> **Assigned task**:
In the material below, how many lines contain "Bong"? Answer with the number alone.

> **Dataset excerpts**:
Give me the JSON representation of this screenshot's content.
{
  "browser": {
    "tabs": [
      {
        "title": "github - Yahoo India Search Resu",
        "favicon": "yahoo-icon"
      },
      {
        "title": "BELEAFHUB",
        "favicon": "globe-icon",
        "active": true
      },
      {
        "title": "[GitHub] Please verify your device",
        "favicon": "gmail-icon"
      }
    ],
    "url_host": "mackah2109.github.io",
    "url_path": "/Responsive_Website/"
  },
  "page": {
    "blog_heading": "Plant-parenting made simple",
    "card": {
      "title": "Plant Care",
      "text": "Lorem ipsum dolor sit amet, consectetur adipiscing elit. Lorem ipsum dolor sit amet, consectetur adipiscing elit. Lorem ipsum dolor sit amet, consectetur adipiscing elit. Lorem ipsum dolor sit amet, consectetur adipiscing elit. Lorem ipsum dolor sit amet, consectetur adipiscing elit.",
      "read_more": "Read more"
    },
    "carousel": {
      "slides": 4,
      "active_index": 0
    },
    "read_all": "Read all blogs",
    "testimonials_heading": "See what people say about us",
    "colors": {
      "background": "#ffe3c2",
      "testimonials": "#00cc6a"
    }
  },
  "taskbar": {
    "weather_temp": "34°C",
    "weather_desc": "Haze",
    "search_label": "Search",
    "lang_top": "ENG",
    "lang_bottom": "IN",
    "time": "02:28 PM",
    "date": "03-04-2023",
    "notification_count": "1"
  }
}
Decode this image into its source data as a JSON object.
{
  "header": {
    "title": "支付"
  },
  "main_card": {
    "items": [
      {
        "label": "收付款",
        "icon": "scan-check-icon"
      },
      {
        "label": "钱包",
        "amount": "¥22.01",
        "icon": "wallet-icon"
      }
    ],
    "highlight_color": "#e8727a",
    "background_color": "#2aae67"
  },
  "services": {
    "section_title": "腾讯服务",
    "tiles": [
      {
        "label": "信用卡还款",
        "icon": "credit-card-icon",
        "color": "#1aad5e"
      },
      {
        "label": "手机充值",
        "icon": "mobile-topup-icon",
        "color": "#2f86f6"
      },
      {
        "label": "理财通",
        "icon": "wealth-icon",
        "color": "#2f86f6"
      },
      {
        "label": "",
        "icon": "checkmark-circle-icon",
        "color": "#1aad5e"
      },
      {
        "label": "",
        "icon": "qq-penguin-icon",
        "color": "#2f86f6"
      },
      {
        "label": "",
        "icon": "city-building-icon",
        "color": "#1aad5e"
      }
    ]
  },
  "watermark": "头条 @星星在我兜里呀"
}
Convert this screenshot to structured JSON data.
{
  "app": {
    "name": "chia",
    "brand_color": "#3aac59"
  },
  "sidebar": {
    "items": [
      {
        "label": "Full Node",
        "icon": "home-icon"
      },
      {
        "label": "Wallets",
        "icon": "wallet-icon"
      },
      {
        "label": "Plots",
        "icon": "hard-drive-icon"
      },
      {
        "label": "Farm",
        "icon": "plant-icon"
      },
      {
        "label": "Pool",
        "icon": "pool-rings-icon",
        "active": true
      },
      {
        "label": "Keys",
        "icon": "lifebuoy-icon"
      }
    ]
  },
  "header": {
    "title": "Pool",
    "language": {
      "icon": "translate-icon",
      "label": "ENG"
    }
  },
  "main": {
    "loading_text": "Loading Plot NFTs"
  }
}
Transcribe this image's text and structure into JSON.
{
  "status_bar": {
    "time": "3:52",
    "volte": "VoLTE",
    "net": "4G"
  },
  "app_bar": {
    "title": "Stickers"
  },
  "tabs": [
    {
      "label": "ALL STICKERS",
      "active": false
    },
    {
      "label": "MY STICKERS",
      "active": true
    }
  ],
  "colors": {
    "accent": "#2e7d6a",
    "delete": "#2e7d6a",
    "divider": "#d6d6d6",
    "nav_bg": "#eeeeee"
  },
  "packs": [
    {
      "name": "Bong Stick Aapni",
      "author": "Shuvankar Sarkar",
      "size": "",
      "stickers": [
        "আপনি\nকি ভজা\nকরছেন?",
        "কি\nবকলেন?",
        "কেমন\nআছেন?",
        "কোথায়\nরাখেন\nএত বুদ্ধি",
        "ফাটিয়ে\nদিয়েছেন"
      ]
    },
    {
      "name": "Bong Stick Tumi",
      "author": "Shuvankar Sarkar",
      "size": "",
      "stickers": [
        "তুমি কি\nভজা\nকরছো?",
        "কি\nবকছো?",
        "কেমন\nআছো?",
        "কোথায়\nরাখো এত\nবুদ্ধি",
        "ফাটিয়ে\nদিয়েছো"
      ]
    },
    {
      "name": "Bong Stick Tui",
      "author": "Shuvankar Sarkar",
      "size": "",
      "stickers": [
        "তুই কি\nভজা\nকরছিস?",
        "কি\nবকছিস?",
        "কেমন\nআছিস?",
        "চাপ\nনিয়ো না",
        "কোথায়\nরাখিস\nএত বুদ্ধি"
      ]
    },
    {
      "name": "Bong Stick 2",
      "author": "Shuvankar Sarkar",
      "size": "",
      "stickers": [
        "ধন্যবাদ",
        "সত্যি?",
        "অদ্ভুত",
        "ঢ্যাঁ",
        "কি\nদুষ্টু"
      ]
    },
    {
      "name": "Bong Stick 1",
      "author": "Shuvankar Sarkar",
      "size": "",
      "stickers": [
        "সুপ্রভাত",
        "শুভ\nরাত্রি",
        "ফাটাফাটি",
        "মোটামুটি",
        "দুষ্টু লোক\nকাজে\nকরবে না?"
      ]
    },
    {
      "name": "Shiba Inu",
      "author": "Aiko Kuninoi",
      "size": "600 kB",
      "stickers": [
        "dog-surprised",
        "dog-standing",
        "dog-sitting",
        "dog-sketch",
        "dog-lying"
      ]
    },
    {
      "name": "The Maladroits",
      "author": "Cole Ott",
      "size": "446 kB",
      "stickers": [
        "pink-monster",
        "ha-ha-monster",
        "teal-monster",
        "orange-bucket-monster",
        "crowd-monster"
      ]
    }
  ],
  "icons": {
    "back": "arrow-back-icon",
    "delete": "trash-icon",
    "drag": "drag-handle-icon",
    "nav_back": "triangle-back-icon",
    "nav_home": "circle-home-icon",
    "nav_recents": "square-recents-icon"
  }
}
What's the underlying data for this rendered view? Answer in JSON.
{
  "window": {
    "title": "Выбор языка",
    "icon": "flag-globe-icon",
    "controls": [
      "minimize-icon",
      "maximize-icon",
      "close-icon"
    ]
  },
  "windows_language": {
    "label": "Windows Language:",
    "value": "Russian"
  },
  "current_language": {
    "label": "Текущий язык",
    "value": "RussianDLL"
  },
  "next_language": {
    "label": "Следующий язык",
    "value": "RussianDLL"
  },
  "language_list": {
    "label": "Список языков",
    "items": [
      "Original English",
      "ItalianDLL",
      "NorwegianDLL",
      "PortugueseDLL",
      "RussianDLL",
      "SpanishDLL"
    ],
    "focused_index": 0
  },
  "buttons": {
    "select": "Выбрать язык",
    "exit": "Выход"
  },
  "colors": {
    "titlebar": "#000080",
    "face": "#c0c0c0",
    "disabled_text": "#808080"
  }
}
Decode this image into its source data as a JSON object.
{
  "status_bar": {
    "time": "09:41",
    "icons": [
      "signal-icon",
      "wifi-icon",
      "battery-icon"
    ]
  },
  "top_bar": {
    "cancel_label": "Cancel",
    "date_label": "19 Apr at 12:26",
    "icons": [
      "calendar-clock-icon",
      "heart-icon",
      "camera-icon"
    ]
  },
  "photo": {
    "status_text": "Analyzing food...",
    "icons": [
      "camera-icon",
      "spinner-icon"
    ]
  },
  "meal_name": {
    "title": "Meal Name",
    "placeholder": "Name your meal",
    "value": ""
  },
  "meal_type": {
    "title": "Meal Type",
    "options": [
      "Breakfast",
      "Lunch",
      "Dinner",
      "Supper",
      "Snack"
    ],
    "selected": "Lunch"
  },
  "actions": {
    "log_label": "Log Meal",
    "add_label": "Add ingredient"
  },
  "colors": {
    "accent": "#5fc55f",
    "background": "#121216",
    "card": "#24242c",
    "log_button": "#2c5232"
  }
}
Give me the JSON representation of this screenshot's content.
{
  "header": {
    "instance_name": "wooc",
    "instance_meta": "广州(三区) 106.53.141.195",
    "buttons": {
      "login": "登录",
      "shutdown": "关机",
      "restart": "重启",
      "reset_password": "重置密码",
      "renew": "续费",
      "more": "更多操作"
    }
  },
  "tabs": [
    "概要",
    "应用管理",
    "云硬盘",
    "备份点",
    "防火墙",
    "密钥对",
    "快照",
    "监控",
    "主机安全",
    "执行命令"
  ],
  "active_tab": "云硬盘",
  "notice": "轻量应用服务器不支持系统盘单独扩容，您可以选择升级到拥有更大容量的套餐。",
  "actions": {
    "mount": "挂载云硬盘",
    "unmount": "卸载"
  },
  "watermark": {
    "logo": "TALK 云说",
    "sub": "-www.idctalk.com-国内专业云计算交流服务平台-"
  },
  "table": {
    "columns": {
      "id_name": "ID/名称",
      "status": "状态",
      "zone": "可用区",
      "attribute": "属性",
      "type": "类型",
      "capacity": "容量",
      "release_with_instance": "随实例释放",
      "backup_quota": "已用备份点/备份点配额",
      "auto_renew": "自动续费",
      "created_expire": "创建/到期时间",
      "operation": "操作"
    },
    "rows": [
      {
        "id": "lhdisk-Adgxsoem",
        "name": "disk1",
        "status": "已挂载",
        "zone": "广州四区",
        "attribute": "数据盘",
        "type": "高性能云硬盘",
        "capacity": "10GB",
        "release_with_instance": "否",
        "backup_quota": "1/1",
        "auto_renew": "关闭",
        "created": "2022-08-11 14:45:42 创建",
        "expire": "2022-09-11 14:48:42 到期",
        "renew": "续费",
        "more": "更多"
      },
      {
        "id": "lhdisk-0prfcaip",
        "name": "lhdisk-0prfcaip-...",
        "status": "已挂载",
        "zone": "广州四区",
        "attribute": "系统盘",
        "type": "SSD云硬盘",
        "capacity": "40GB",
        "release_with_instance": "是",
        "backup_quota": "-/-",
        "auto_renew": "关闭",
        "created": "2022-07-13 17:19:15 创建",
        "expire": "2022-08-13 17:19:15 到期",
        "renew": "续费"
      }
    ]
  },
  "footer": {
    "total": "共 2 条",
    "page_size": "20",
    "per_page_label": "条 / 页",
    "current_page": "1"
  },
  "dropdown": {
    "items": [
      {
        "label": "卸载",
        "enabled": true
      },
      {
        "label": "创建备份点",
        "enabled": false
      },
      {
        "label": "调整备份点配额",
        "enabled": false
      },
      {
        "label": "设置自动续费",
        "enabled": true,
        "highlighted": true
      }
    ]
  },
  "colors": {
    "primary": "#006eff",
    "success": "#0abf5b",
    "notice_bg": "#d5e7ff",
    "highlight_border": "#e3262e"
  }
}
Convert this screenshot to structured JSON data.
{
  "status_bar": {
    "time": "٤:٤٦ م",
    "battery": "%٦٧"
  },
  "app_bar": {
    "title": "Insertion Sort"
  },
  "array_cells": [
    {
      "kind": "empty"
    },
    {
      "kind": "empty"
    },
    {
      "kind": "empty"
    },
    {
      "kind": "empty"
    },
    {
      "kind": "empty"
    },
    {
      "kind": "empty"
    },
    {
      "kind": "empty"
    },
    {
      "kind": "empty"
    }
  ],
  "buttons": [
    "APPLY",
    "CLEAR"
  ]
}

> **Task output**:
5